OPM provides specific guidance to those individuals who have been separated from federal service for “medical inability to perform” regarding their entitlement to severance pay. The following is excerpted from OPM’s website:
Does an employee who has been removed for medical inability to perform his or her duties have an entitlement to severance pay?
The applicable statute authorizes severance pay for employees who are “involuntarily separated from the service, not by removal for cause on charges of misconduct, delinquency, or inefficiency.” (See 5 U.S.S. 5595(b).) A medical inability to perform one’s duties is neither “misconduct” nor “delinquency;” therefore, the precise question is whether removal for such inability constitutes “inefficiency” for severance pay purposes.
The legislative history of the severance pay statute suggests at least two guidelines for interpreting its provisions. First, severance pay is intended to help individuals who lose their Federal jobs through no fault of their own. Second, severance pay benefits should be construed liberally in favor of the employee.

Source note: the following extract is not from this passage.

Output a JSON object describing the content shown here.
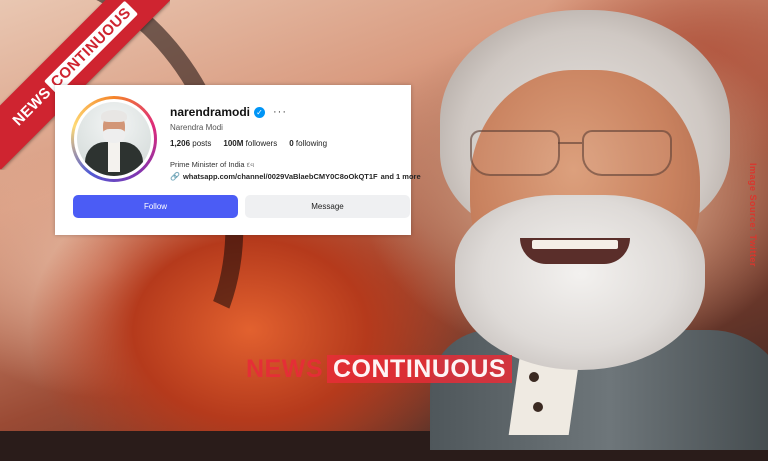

Accordingly, an employee who is removed for inability to perform his or her duties may receive severance pay if the inability is caused by a medical condition that is beyond the employee’s control [emphasis added]. This determination should be made by the employing agency based on acceptable medical documentation provided by the employee.
Although it is clear from the above statement that OPM supports the issuance of severance pay to individuals who have been separated for medical inability to perform, it is important to note that the ultimate decision is made at the agency level.
Severance Pay and FERS Disability Retirement
If you are currently in the process of applying for FDR, then you are probably aware of the time frames involved. Not only can it take several weeks (or months) to complete the paperwork, but once your claim has been submitted to OPM, it can take an additional 6 – 14 months to receive a decision.
To be clear, your disability benefits are retroactive to your last day of pay (LDOP). However, if you’re like most applicants, you don’t have the financial resources to go several months without a paycheck. Thus, severance pay may be a viable solution to your short-term, cash-flow dilemma.
It should be noted, however, that according to the OPM fact sheet, an individual is NOT entitled to severance pay if he/she is “…eligible upon separation for an immediate annuity from a Federal civilian retirement system…” This means that if you are ultimately approved for FDR, you will be required to reimburse your agency for any severance pay that you have received (unless your agency agrees to waive the repayment).
Thus, I always tell my clients to think of severance pay as an interest-free loan. In other words, severance pay provides you an income during those months you’re waiting for OPM to process your FDR application, and in most cases, the recipient is allowed to pay back severance via small monthly deductions from his/her FDR annuity (interest-free).